Update 08/04/2019: There’s a follow-up post on this topic: Epic Cards: free Power-Up for tracking work across multiple Trello boards
Figuring out the best way to manage your projects with Trello requires some creativity. There are no projects, features, or epics in Trello. Instead, you have cards, lists, and boards. But usually that's just enough to create a workflow to match your needs.
With a single board, you organise your cards into lists. That's straightforward. But what to do when you have more lists than can conveniently fit on a single Trello board? You split them into multiple boards of course. One of the great features of Trello is that it's really easy to create a new board whenever you need one. However, it can also be a double-edged sword as you may have trouble keeping track of all your boards. Which of your boards are currently active? Which of them contain cards that are relevant for you right now?
Choosing the right structure depends on a couple of factors. Do you have a single team or multiple teams? Are you working on one or multiple projects at once? In this post, I'll share a few different ways to structure your work over multiple boards.
One planning board, one development board
In the simplest case you have one board where you work, and another board where you plan your work.
New ideas and feature requests are added first to the planning board. Once a card is ready for work, it is moved to the development board. This way you can keep your development board focused on tasks that are currently being worked on and avoid cluttering it with low priority items. If you work on multiple projects at once, you can use labels to associate cards with a specific project, and use Trello's filtering feature to show only cards belonging to a specific project.
Multiple planning boards, one development board
If you have a lot of work to plan, your planning board may become unmanageable with too many cards and lists on it. Rather than adding yet another list, you might as well split your planning to multiple boards.
In this setup, you split your planning to separate boards by projects, themes, epics, or whatever you want to call them. The idea is that related cards sit on the same board, and unrelated cards sit on separate boards. Cards are moved from planning boards to a single development board when they are ready for work.
So how do you know when one board is not enough to hold all your cards? Usability-wise, a good Trello board is one that doesn't require a lot of horizontal or vertical scrolling. You should be able to see most of the cards without scrolling. As a rule of thumb, if you have more than ten lists on a single board, consider splitting it.
One planning board, multiple development boards
What if it's the development board that is getting too crowded? That might happen if you are working on multiple projects at once, or have multiple teams working on multiple projects. Then it's time to split your development work to multiple boards.
In this setup, your planning board is likely to have only high level tasks on it. Tasks are sliced to multiple cards on the development boards when they are ready for work.
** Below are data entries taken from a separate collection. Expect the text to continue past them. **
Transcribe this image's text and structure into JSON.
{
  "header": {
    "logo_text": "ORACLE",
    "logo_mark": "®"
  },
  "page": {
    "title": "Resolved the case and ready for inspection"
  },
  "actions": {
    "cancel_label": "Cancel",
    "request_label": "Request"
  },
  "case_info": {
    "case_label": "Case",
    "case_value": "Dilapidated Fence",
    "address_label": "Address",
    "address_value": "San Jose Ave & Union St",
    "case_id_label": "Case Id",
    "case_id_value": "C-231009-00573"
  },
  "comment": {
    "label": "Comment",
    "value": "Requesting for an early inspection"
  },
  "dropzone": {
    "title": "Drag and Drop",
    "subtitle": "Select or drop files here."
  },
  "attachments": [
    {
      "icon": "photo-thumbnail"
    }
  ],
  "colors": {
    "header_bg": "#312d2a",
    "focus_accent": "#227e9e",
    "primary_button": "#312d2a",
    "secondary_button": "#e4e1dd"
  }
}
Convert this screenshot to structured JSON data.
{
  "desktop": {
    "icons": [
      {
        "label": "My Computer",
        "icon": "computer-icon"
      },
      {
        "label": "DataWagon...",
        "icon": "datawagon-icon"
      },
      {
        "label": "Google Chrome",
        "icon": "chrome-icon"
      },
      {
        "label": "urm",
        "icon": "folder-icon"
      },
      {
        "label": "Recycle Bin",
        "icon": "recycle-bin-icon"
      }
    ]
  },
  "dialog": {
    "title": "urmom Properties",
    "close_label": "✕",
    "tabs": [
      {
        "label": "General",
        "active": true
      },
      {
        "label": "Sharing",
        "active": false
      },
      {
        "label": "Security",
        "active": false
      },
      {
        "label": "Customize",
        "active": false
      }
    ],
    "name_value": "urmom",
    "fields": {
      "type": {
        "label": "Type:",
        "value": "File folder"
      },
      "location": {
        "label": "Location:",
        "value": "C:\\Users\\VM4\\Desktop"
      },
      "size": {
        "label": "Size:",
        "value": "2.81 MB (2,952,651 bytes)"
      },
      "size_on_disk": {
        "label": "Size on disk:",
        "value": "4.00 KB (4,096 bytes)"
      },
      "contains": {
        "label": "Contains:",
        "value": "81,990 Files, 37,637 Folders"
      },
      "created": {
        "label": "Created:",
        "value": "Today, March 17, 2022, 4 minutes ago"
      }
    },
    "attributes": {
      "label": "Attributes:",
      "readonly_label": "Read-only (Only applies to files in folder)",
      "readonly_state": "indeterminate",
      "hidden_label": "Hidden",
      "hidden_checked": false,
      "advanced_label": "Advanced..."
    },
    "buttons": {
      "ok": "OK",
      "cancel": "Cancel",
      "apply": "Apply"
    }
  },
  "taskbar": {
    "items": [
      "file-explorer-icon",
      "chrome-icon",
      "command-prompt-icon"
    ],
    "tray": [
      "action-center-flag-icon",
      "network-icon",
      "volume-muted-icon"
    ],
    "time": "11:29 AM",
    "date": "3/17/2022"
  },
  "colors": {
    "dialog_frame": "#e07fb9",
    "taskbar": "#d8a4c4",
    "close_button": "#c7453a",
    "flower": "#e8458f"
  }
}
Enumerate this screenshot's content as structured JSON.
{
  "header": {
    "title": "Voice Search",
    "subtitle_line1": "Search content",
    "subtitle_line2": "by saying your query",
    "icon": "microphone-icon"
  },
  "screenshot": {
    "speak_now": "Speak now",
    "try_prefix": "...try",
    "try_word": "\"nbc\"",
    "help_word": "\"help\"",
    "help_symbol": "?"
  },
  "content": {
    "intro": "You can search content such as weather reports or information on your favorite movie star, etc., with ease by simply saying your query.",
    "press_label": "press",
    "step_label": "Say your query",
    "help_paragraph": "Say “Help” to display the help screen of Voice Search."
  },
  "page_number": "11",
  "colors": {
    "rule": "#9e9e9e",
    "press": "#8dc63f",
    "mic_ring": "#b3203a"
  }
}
Therefore, each card in the planning board corresponds to one whole development board. Your planning board provides a high level view on all the work that needs to be done while the development boards contain the low level tasks that need to be completed to get the work done. In terms of agile development, your planning board contains epics, features, or stories, and each development board consists of individual tasks related to that that higher level concept.
This is a good setup if you're working on multiple projects at once, or if you have multiple teams working on separate features. Whenever all the cards are completed on a development board, you mark the corresponding card as done in your planning board.
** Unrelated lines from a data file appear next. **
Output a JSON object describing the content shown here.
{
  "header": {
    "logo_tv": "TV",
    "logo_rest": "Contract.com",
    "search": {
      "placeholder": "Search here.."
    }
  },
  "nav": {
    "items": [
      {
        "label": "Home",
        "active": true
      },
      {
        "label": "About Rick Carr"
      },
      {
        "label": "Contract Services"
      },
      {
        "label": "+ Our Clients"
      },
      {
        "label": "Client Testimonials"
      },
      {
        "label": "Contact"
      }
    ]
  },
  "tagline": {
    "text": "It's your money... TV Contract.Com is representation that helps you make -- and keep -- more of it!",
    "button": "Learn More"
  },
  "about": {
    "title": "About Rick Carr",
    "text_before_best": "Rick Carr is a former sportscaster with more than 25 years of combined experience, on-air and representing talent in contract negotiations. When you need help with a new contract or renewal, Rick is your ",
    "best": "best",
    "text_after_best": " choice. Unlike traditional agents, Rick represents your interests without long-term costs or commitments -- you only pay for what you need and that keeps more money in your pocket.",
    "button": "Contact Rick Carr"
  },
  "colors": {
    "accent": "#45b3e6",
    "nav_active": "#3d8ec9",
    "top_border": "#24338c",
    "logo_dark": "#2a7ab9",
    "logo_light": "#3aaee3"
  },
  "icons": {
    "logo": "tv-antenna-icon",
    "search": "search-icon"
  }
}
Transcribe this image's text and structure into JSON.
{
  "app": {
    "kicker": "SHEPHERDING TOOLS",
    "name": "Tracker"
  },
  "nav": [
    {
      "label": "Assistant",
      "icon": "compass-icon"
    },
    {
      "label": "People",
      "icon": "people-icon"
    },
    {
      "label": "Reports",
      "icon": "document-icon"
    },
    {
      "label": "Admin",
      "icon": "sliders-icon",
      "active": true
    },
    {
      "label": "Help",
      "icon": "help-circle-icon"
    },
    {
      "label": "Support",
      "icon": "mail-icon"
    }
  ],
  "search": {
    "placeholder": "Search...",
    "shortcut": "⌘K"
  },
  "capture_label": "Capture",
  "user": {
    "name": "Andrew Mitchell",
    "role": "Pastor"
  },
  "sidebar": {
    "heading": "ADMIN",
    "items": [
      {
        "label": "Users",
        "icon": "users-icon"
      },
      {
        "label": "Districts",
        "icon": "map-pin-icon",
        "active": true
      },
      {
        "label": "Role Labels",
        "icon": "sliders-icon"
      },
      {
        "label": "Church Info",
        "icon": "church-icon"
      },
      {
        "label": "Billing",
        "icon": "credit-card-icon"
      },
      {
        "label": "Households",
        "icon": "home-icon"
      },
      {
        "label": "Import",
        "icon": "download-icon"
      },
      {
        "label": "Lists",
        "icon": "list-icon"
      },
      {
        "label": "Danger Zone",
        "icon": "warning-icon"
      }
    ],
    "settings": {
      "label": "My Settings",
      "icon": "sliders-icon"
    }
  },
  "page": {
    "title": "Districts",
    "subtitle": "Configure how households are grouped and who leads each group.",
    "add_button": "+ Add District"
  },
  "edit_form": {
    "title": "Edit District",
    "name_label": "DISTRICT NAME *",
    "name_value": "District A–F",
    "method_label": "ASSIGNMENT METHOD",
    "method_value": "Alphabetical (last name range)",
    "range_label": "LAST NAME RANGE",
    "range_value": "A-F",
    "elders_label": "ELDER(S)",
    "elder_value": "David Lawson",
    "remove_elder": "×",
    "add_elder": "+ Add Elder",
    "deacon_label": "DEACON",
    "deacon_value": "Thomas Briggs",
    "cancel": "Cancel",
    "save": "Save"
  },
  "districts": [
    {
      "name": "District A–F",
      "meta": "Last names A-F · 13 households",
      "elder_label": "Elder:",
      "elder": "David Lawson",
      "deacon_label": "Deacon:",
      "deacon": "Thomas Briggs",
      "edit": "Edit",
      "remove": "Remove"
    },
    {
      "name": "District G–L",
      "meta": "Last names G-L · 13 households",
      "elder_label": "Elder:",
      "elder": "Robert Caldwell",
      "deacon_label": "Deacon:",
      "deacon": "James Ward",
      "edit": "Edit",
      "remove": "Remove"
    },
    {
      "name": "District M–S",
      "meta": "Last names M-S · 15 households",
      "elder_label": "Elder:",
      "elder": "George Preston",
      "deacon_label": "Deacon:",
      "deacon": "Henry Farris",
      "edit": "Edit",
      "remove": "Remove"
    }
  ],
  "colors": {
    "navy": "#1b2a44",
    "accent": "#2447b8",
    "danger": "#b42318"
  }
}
Multiple planning boards, multiple development boards, one portfolio board
If you're lucky enough to have lots of people working on lots of projects or features, none of the previous models may provide enough structure and isolation. A single board cannot hold all your planning or development work. That's when you need to introduce multiple planning boards and multiple development boards.
In this setup you plan your work on multiple boards, which feed tasks to multiple development boards. While this setup provides the most structure, it can be difficult to stay on track with what's going on in all your projects. That's when you can create a separate portfolio board to track your projects on a higher level. Each card on this board correspond to a project. Each project has their own planning board which feed cards to development boards. This setup is suitable if you have multiple teams working on multiple projects.
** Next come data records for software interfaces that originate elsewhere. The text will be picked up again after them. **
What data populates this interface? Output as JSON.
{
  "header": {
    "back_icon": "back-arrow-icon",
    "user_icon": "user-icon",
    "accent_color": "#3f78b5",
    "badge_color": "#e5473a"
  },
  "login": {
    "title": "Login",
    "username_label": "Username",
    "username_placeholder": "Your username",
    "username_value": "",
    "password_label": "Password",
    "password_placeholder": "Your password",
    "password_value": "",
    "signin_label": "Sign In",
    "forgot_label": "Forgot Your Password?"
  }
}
Organising work with Trello can be confusing as there are no strict rules on how you should use lists and boards. Each team and organisation needs to figure it out themselves. The best way for your team to use Trello may not be the best way for someone else. So you need a bit of creativity in setting up your own workflow with Trello. When you run out of space on a single Trello board, you can always introduce more boards as we've shown in this post.
But you're not limited to these four examples. Take them as an inspiration and come up with your mixture. If you do, I'd like to hear about it in the comments. What type of setup works best for you?